→ EXERCISE BRIEF: In your copy of the data, keep every word exact and include no pictures.

::: GIVEN RECORDS

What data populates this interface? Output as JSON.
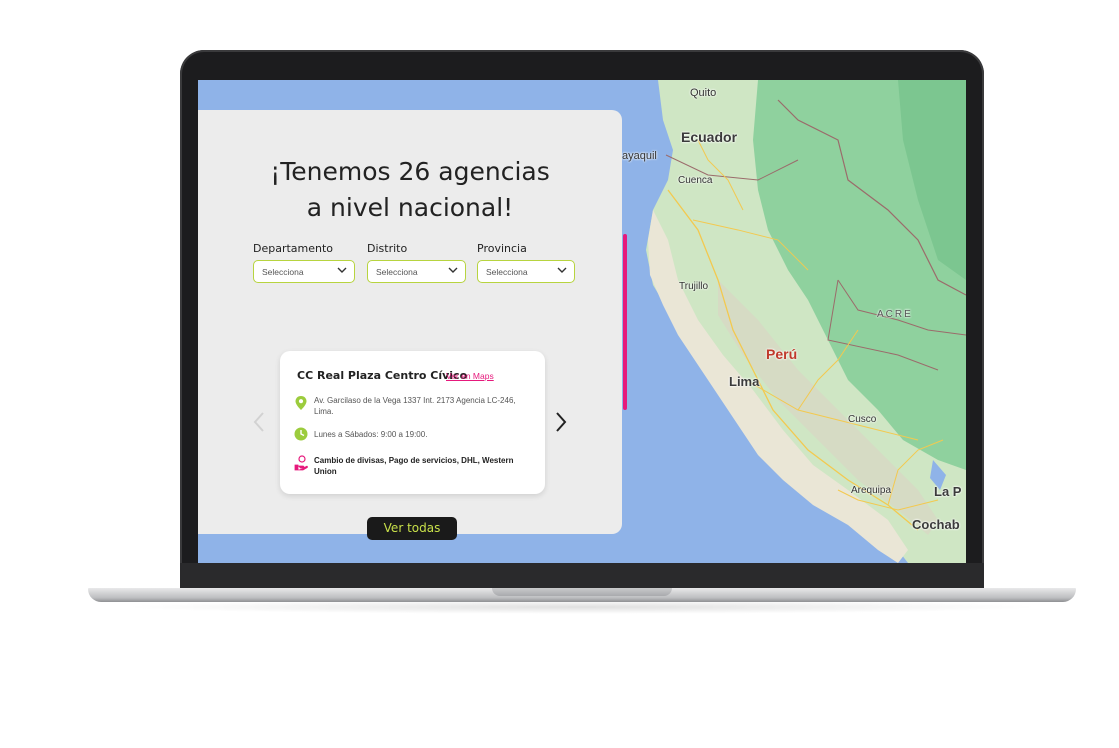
{
  "panel": {
    "title_line1": "¡Tenemos 26 agencias",
    "title_line2": "a nivel nacional!"
  },
  "filters": [
    {
      "label": "Departamento",
      "value": "Selecciona"
    },
    {
      "label": "Distrito",
      "value": "Selecciona"
    },
    {
      "label": "Provincia",
      "value": "Selecciona"
    }
  ],
  "agency": {
    "name": "CC Real Plaza Centro Cívico",
    "maps_link": "Ver en Maps",
    "address": "Av. Garcilaso de la Vega 1337 Int. 2173 Agencia LC-246, Lima.",
    "hours": "Lunes a Sábados: 9:00 a 19:00.",
    "services": "Cambio de divisas, Pago de servicios, DHL, Western Union"
  },
  "cta": {
    "label": "Ver todas"
  },
  "map_labels": {
    "quito": "Quito",
    "ecuador": "Ecuador",
    "guayaquil": "ayaquil",
    "cuenca": "Cuenca",
    "trujillo": "Trujillo",
    "acre": "ACRE",
    "peru": "Perú",
    "lima": "Lima",
    "cusco": "Cusco",
    "arequipa": "Arequipa",
    "lapaz": "La P",
    "cochabamba": "Cochab"
  },
  "colors": {
    "accent_pink": "#e6197c",
    "accent_lime": "#b7d43f",
    "ocean": "#8fb3e8",
    "land": "#cfe6c4",
    "forest": "#8fd19e"
  },
  "icons": [
    "map-pin-icon",
    "clock-icon",
    "hand-coin-icon",
    "chevron-down-icon",
    "chevron-left-icon",
    "chevron-right-icon"
  ]
}
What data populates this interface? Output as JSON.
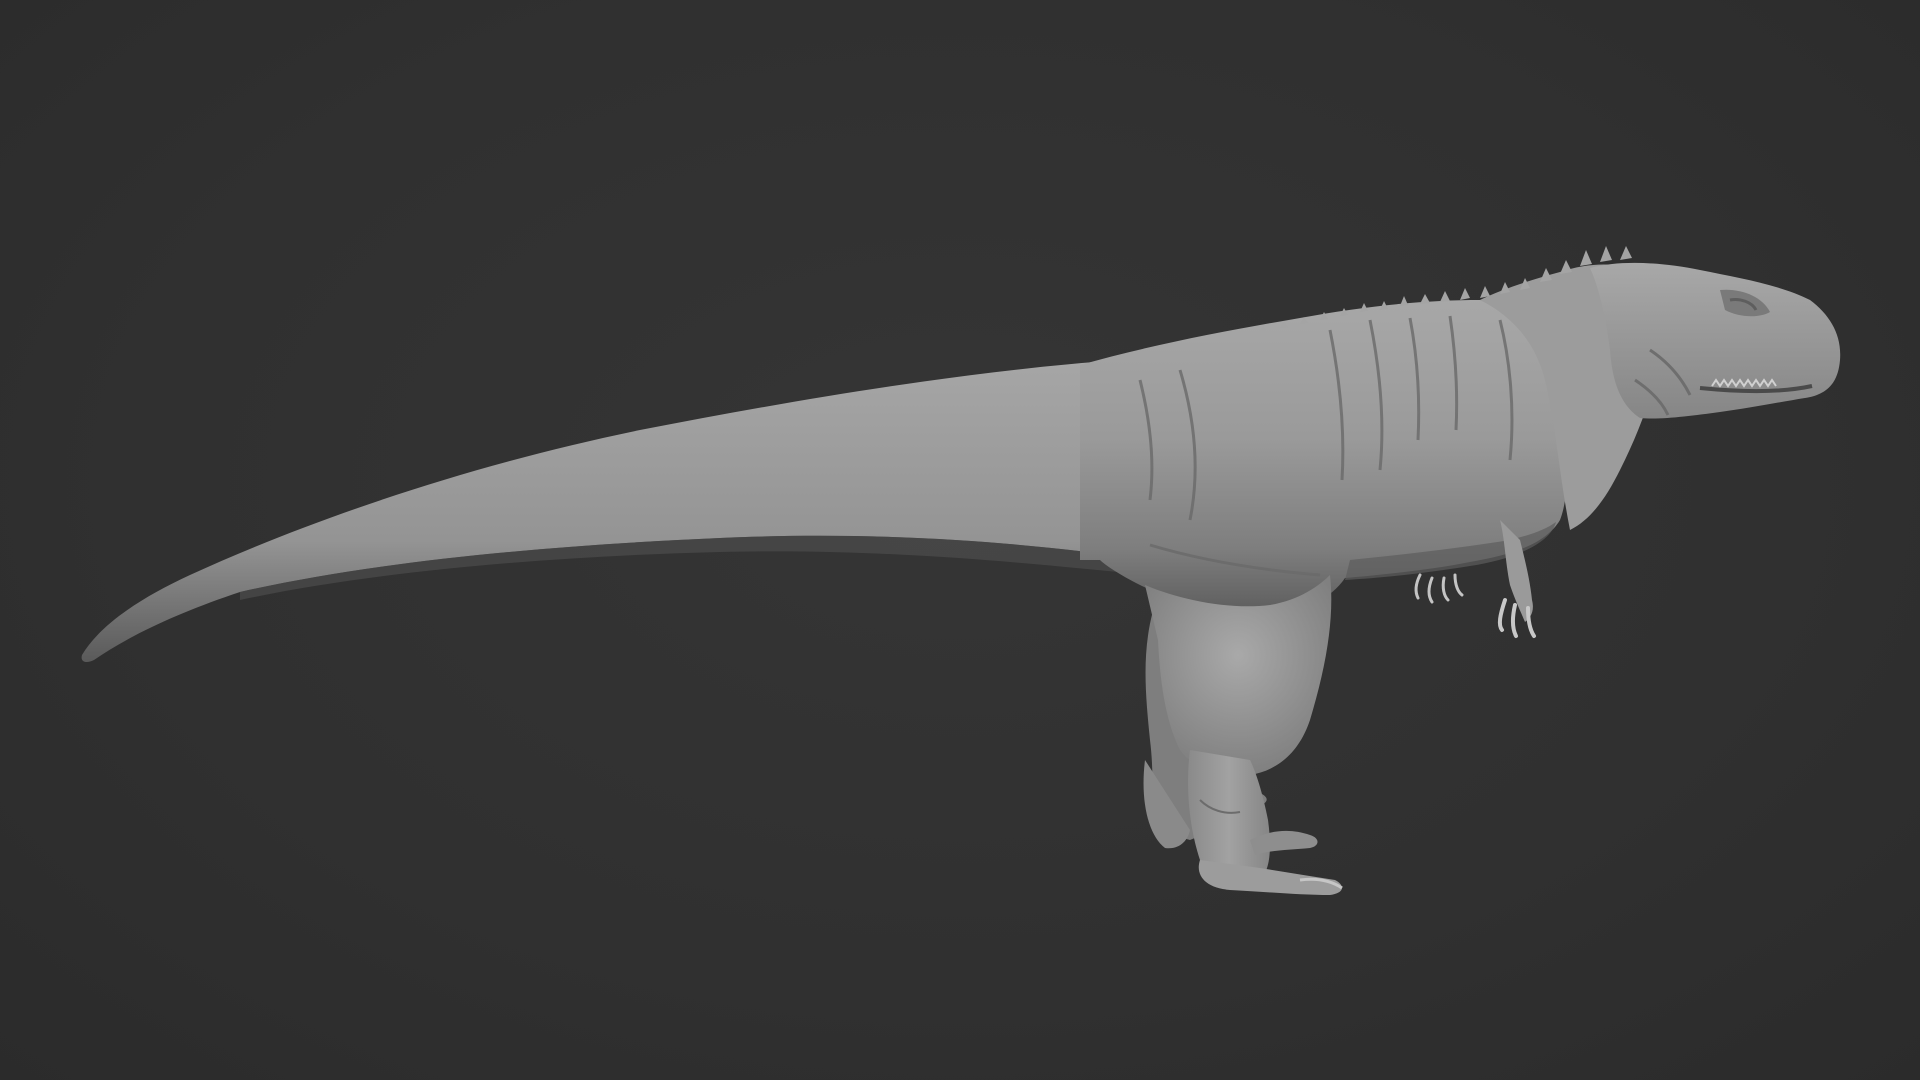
{
  "viewport": {
    "background_color": "#313131",
    "shading": "matcap-clay"
  },
  "model": {
    "subject": "theropod-dinosaur-sculpt",
    "view": "side-profile-right",
    "base_color": "#9a9a9a",
    "shadow_color": "#4c4c4c",
    "highlight_color": "#c4c4c4"
  }
}
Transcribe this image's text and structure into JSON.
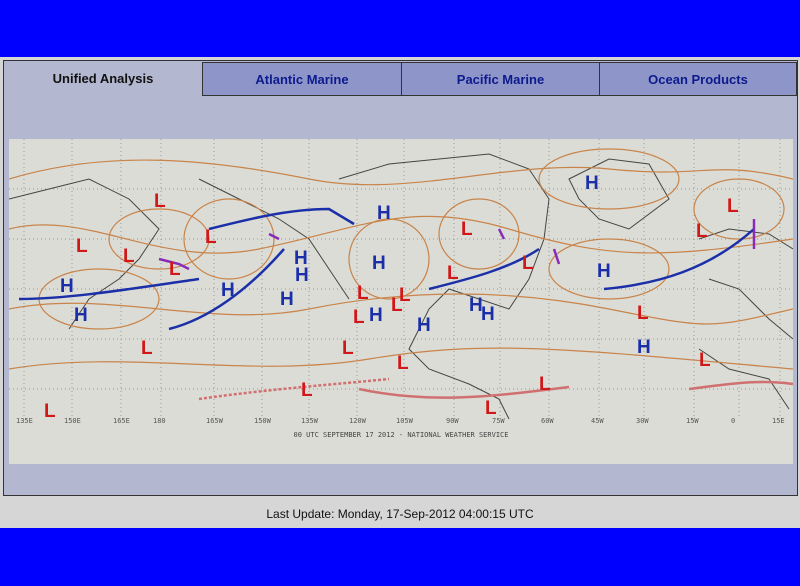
{
  "tabs": [
    {
      "label": "Unified Analysis",
      "active": true
    },
    {
      "label": "Atlantic Marine"
    },
    {
      "label": "Pacific Marine"
    },
    {
      "label": "Ocean Products"
    }
  ],
  "map": {
    "caption": "00 UTC SEPTEMBER 17 2012 - NATIONAL WEATHER SERVICE",
    "longitude_ticks": [
      "135E",
      "150E",
      "165E",
      "180",
      "165W",
      "150W",
      "135W",
      "120W",
      "105W",
      "90W",
      "75W",
      "60W",
      "45W",
      "30W",
      "15W",
      "0",
      "15E"
    ],
    "high_label": "H",
    "low_label": "L",
    "colors": {
      "high": "#1b2fa8",
      "low": "#d01818",
      "isobar": "#c8844a",
      "front_cold": "#1b2fa8",
      "front_warm": "#d01818",
      "occluded": "#8a2bb8"
    }
  },
  "footer": {
    "last_update": "Last Update: Monday, 17-Sep-2012 04:00:15 UTC"
  }
}
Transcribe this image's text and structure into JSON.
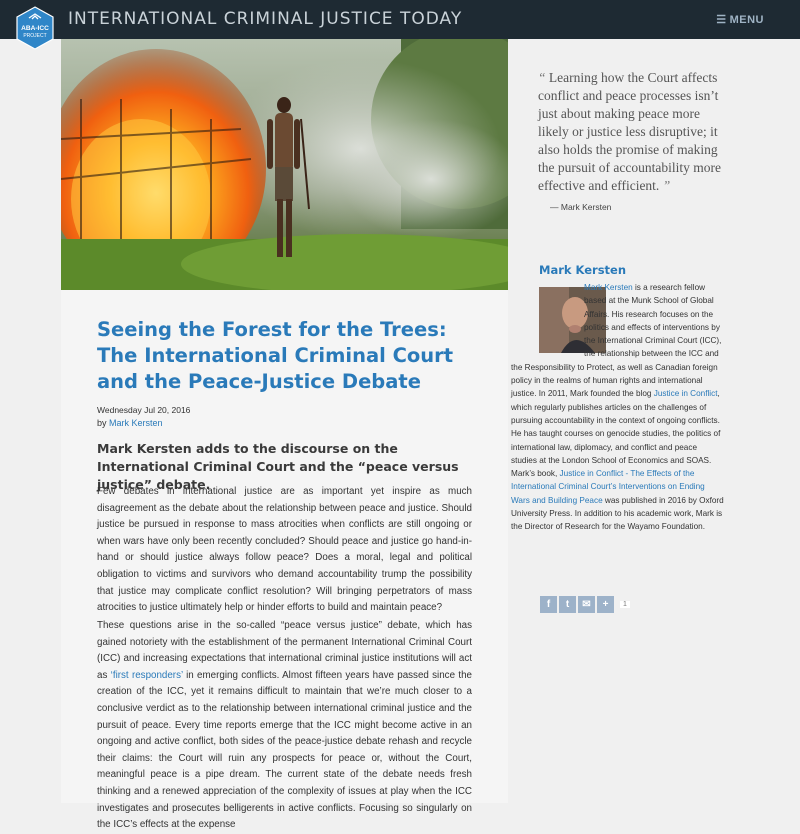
{
  "header": {
    "logo_line1": "ABA-ICC",
    "logo_line2": "PROJECT",
    "site_title": "INTERNATIONAL CRIMINAL JUSTICE TODAY",
    "menu_icon": "hamburger-icon",
    "menu_label": "MENU"
  },
  "article": {
    "title": "Seeing the Forest for the Trees: The International Criminal Court and the Peace-Justice Debate",
    "date": "Wednesday Jul 20, 2016",
    "by_prefix": "by",
    "author": "Mark Kersten",
    "lede": "Mark Kersten adds to the discourse on the International Criminal Court and the “peace versus justice” debate.",
    "p1": "Few debates in international justice are as important yet inspire as much disagreement as the debate about the relationship between peace and justice. Should justice be pursued in response to mass atrocities when conflicts are still ongoing or when wars have only been recently concluded? Should peace and justice go hand-in-hand or should justice always follow peace? Does a moral, legal and political obligation to victims and survivors who demand accountability trump the possibility that justice may complicate conflict resolution? Will bringing perpetrators of mass atrocities to justice ultimately help or hinder efforts to build and maintain peace?",
    "p2_a": "These questions arise in the so-called “peace versus justice” debate, which has gained notoriety with the establishment of the permanent International Criminal Court (ICC) and increasing expectations that international criminal justice institutions will act as ",
    "p2_link": "‘first responders’",
    "p2_b": " in emerging conflicts. Almost fifteen years have passed since the creation of the ICC, yet it remains difficult to maintain that we’re much closer to a conclusive verdict as to the relationship between international criminal justice and the pursuit of peace. Every time reports emerge that the ICC might become active in an ongoing and active conflict, both sides of the peace-justice debate rehash and recycle their claims: the Court will ruin any prospects for peace or, without the Court, meaningful peace is a pipe dream. The current state of the debate needs fresh thinking and a renewed appreciation of the complexity of issues at play when the ICC investigates and prosecutes belligerents in active conflicts. Focusing so singularly on the ICC’s effects at the expense"
  },
  "sidebar": {
    "quote_open": "“",
    "quote_text": "Learning how the Court affects conflict and peace processes isn’t just about making peace more likely or justice less disruptive; it also holds the promise of making the pursuit of accountability more effective and efficient.",
    "quote_close": "”",
    "quote_attribution": "— Mark Kersten",
    "bio_heading": "Mark Kersten",
    "bio_name_link": "Mark Kersten",
    "bio_1": " is a research fellow based at the Munk School of Global Affairs. His research focuses on the politics and effects of interventions by the International Criminal Court (ICC), the relationship between the ICC and the Responsibility to Protect, as well as Canadian foreign policy in the realms of human rights and international justice. In 2011, Mark founded the blog ",
    "bio_blog_link": "Justice in Conflict",
    "bio_2": ", which regularly publishes articles on the challenges of pursuing accountability in the context of ongoing conflicts. He has taught courses on genocide studies, the politics of international law, diplomacy, and conflict and peace studies at the London School of Economics and SOAS. Mark’s book, ",
    "bio_book_link": "Justice in Conflict - The Effects of the International Criminal Court’s Interventions on Ending Wars and Building Peace",
    "bio_3": " was published in 2016 by Oxford University Press. In addition to his academic work, Mark is the Director of Research for the Wayamo Foundation.",
    "share_buttons": [
      {
        "icon": "facebook-icon",
        "glyph": "f"
      },
      {
        "icon": "twitter-icon",
        "glyph": "t"
      },
      {
        "icon": "email-icon",
        "glyph": "✉"
      },
      {
        "icon": "plus-share-icon",
        "glyph": "+"
      }
    ],
    "share_count": "1"
  },
  "colors": {
    "topbar": "#1e2a33",
    "accent_blue": "#2a7ab9",
    "logo_blue": "#2f86c8",
    "share_button": "#9db2c9"
  }
}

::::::

→ YOUR SOLUTION:
What data populates this interface? Output as JSON.
{
  "panel": {
    "title_line1": "¡Tenemos 26 agencias",
    "title_line2": "a nivel nacional!"
  },
  "filters": [
    {
      "label": "Departamento",
      "value": "Selecciona"
    },
    {
      "label": "Distrito",
      "value": "Selecciona"
    },
    {
      "label": "Provincia",
      "value": "Selecciona"
    }
  ],
  "agency": {
    "name": "CC Real Plaza Centro Cívico",
    "maps_link": "Ver en Maps",
    "address": "Av. Garcilaso de la Vega 1337 Int. 2173 Agencia LC-246, Lima.",
    "hours": "Lunes a Sábados: 9:00 a 19:00.",
    "services": "Cambio de divisas, Pago de servicios, DHL, Western Union"
  },
  "cta": {
    "label": "Ver todas"
  },
  "map_labels": {
    "quito": "Quito",
    "ecuador": "Ecuador",
    "guayaquil": "ayaquil",
    "cuenca": "Cuenca",
    "trujillo": "Trujillo",
    "acre": "ACRE",
    "peru": "Perú",
    "lima": "Lima",
    "cusco": "Cusco",
    "arequipa": "Arequipa",
    "lapaz": "La P",
    "cochabamba": "Cochab"
  },
  "colors": {
    "accent_pink": "#e6197c",
    "accent_lime": "#b7d43f",
    "ocean": "#8fb3e8",
    "land": "#cfe6c4",
    "forest": "#8fd19e"
  },
  "icons": [
    "map-pin-icon",
    "clock-icon",
    "hand-coin-icon",
    "chevron-down-icon",
    "chevron-left-icon",
    "chevron-right-icon"
  ]
}
What data populates this interface? Output as JSON.
{
  "viewport": {
    "background_color": "#313131",
    "shading": "matcap-clay"
  },
  "model": {
    "subject": "theropod-dinosaur-sculpt",
    "view": "side-profile-right",
    "base_color": "#9a9a9a",
    "shadow_color": "#4c4c4c",
    "highlight_color": "#c4c4c4"
  }
}
Transcribe this image's text and structure into JSON.
{
  "tabs": [
    {
      "label": "Unified Analysis",
      "active": true
    },
    {
      "label": "Atlantic Marine"
    },
    {
      "label": "Pacific Marine"
    },
    {
      "label": "Ocean Products"
    }
  ],
  "map": {
    "caption": "00 UTC SEPTEMBER 17 2012 - NATIONAL WEATHER SERVICE",
    "longitude_ticks": [
      "135E",
      "150E",
      "165E",
      "180",
      "165W",
      "150W",
      "135W",
      "120W",
      "105W",
      "90W",
      "75W",
      "60W",
      "45W",
      "30W",
      "15W",
      "0",
      "15E"
    ],
    "high_label": "H",
    "low_label": "L",
    "colors": {
      "high": "#1b2fa8",
      "low": "#d01818",
      "isobar": "#c8844a",
      "front_cold": "#1b2fa8",
      "front_warm": "#d01818",
      "occluded": "#8a2bb8"
    }
  },
  "footer": {
    "last_update": "Last Update: Monday, 17-Sep-2012 04:00:15 UTC"
  }
}
Transcribe this image's text and structure into JSON.
{
  "header": {
    "logo_line1": "ABA-ICC",
    "logo_line2": "PROJECT",
    "site_title": "INTERNATIONAL CRIMINAL JUSTICE TODAY",
    "menu_icon": "hamburger-icon",
    "menu_label": "MENU"
  },
  "article": {
    "title": "Seeing the Forest for the Trees: The International Criminal Court and the Peace-Justice Debate",
    "date": "Wednesday Jul 20, 2016",
    "by_prefix": "by",
    "author": "Mark Kersten",
    "lede": "Mark Kersten adds to the discourse on the International Criminal Court and the “peace versus justice” debate.",
    "p1": "Few debates in international justice are as important yet inspire as much disagreement as the debate about the relationship between peace and justice. Should justice be pursued in response to mass atrocities when conflicts are still ongoing or when wars have only been recently concluded? Should peace and justice go hand-in-hand or should justice always follow peace? Does a moral, legal and political obligation to victims and survivors who demand accountability trump the possibility that justice may complicate conflict resolution? Will bringing perpetrators of mass atrocities to justice ultimately help or hinder efforts to build and maintain peace?",
    "p2_a": "These questions arise in the so-called “peace versus justice” debate, which has gained notoriety with the establishment of the permanent International Criminal Court (ICC) and increasing expectations that international criminal justice institutions will act as ",
    "p2_link": "‘first responders’",
    "p2_b": " in emerging conflicts. Almost fifteen years have passed since the creation of the ICC, yet it remains difficult to maintain that we’re much closer to a conclusive verdict as to the relationship between international criminal justice and the pursuit of peace. Every time reports emerge that the ICC might become active in an ongoing and active conflict, both sides of the peace-justice debate rehash and recycle their claims: the Court will ruin any prospects for peace or, without the Court, meaningful peace is a pipe dream. The current state of the debate needs fresh thinking and a renewed appreciation of the complexity of issues at play when the ICC investigates and prosecutes belligerents in active conflicts. Focusing so singularly on the ICC’s effects at the expense"
  },
  "sidebar": {
    "quote_open": "“",
    "quote_text": "Learning how the Court affects conflict and peace processes isn’t just about making peace more likely or justice less disruptive; it also holds the promise of making the pursuit of accountability more effective and efficient.",
    "quote_close": "”",
    "quote_attribution": "— Mark Kersten",
    "bio_heading": "Mark Kersten",
    "bio_name_link": "Mark Kersten",
    "bio_1": " is a research fellow based at the Munk School of Global Affairs. His research focuses on the politics and effects of interventions by the International Criminal Court (ICC), the relationship between the ICC and the Responsibility to Protect, as well as Canadian foreign policy in the realms of human rights and international justice. In 2011, Mark founded the blog ",
    "bio_blog_link": "Justice in Conflict",
    "bio_2": ", which regularly publishes articles on the challenges of pursuing accountability in the context of ongoing conflicts. He has taught courses on genocide studies, the politics of international law, diplomacy, and conflict and peace studies at the London School of Economics and SOAS. Mark’s book, ",
    "bio_book_link": "Justice in Conflict - The Effects of the International Criminal Court’s Interventions on Ending Wars and Building Peace",
    "bio_3": " was published in 2016 by Oxford University Press. In addition to his academic work, Mark is the Director of Research for the Wayamo Foundation.",
    "share_buttons": [
      {
        "icon": "facebook-icon",
        "glyph": "f"
      },
      {
        "icon": "twitter-icon",
        "glyph": "t"
      },
      {
        "icon": "email-icon",
        "glyph": "✉"
      },
      {
        "icon": "plus-share-icon",
        "glyph": "+"
      }
    ],
    "share_count": "1"
  },
  "colors": {
    "topbar": "#1e2a33",
    "accent_blue": "#2a7ab9",
    "logo_blue": "#2f86c8",
    "share_button": "#9db2c9"
  }
}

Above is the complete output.